Zacharek's evening hairdo: Two or three puffs of dry shampoo plus hair elastic. No time to wash hair.

Doré's evening outfit: A gown, of course.

Zacharek's evening outfit: I brought a metallic belt, because you never know.

Doré's celebrity sighting: Matthew Fox, of Lost.

Zacharek's celebrity sighting: The willowy and adorable Mia Wasikowska, at a dinner for Gus Van Sant's Restless. Kirsten Dunst, Charlotte Gainsbourg and Antonio Banderas at press conferences. Johnny Depp and Penelope Cruz going into a press conference. Beyond that -- does Jeffrey Wells' hair count?

Doré's mastery of French: Great, of course! She's a native.

Zacharek's mastery of French: Lousy. I should have learned the introductory phrase "I have come to your country to mangle your language" before I got here. But if I get to return next year, I've vowed to come armed with at least schoolgirl French. Regardless, the natives have been lovely, particularly the women: One morning a young server at one of the cafés near my hotel alerted me with discreet urgency that I hadn't completely blended my maquillage (owing to dim lighting in nun's cell -- see above). This is one of those decent and kind little things that women all over the world do for each other, if they're nice.

The upshot: Cannes has won me over, as it did Doré, though for me it really comes down to the movies.
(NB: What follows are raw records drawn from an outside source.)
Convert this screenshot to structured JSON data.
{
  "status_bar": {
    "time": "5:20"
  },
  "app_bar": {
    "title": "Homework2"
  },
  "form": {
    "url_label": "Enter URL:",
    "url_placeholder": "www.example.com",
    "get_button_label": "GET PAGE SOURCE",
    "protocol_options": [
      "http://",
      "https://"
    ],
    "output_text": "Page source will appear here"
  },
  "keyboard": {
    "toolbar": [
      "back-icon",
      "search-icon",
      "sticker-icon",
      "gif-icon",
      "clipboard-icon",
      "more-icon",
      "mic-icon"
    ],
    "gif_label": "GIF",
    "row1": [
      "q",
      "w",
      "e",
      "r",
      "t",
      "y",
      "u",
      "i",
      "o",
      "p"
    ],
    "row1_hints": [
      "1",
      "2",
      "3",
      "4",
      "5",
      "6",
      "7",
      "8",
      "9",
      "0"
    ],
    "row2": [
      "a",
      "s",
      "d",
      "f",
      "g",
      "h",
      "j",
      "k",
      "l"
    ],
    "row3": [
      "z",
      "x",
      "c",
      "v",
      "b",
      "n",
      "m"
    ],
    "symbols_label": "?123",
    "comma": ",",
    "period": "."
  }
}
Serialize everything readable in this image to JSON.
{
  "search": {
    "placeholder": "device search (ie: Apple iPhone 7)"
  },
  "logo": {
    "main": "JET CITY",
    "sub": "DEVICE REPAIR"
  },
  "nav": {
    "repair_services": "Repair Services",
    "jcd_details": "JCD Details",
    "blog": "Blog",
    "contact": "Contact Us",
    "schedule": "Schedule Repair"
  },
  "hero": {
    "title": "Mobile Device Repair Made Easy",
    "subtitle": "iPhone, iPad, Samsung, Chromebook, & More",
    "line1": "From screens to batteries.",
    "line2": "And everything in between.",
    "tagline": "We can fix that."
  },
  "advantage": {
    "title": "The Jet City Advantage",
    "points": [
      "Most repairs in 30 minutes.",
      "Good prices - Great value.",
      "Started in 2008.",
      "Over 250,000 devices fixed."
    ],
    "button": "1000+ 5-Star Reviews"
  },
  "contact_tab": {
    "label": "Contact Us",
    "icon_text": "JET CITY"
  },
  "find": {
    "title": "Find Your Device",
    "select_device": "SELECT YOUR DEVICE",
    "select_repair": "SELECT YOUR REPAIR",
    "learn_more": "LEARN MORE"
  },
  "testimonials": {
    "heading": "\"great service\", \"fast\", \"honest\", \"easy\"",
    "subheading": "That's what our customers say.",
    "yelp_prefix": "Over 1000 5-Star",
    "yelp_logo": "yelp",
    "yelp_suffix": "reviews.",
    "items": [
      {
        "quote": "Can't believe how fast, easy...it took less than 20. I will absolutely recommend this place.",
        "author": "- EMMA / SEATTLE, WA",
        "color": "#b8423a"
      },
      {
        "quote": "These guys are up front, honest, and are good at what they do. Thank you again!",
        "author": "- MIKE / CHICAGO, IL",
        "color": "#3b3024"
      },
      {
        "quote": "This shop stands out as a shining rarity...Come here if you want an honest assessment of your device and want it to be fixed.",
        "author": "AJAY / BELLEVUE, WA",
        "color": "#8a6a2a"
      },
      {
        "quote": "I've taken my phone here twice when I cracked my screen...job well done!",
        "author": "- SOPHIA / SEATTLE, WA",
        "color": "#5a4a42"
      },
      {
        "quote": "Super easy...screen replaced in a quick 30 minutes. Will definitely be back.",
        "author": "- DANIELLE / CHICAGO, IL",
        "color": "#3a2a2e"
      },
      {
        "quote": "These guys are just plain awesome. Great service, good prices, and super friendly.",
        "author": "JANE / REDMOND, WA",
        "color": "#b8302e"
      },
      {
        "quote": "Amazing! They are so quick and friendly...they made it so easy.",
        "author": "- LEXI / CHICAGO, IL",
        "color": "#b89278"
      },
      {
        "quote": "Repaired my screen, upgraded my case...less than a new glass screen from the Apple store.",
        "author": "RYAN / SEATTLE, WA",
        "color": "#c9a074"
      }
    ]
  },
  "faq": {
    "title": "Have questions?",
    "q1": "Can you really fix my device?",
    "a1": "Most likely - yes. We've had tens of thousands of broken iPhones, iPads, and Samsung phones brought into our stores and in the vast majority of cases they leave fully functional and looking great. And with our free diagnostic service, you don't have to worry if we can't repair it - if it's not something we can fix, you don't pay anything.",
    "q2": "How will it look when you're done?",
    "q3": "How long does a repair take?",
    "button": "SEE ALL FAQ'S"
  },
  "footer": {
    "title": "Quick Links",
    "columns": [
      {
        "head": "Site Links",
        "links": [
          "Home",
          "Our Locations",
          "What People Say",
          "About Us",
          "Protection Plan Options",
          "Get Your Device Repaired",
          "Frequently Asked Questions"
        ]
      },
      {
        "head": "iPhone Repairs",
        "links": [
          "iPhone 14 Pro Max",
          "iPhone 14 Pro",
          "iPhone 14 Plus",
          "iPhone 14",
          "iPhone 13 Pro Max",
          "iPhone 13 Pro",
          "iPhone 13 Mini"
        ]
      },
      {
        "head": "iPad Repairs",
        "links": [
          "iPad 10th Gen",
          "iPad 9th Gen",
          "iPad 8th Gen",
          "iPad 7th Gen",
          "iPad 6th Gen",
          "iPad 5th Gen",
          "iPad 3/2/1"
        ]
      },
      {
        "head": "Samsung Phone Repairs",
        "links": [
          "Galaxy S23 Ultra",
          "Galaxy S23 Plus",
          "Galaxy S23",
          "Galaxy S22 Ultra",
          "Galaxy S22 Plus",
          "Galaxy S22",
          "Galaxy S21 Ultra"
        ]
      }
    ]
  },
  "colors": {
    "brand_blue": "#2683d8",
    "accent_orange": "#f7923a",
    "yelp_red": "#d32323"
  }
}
I've had an amazing first time here. The wrap-up, and the end, arrives tomorrow. Meanwhile, I savor my last day.

[Photo: Getty Images]


  • j'accuse! says:

    Stephanie, I defo think you got the better end of the deal. You had to forge your own way, write your own schedule, and I rather enjoy France from the more humble end of the spectrum gastronomically speaking. Never done Cannes, but I know I've never had more fun getting lost than getting lost in Arles, and that's when you encounter cool things/people. My place had a desk, but it was tiny, and that was cool because it meant I spent almost every waking moment out exploring and meeting people and being awesome. Wicked good write-ups on the fest, hope they send you next year.

  • J'accuse! says:

    Damn. A thousand apologies for the Stephenie instead of Stephanie thing. It's been one of those evenings.

  • Merci, Monsieur or Madame "j'accuse!" -- I sure did get the better end of the deal. I wouldn't have done a thing differently, except arm myself with better French. Well, next time. But I've loved every minute, not to mention that I've seen some terrific movies.

  • Gilgamesh37 says:

    I'll echo the sentiment--your coverage of the movies has been, as I would expect, incisive, elegant, and witty. But your shorter pieces on the festival itself were a delightful surprise. I hope Movieline realizes what they have in you and treat you well.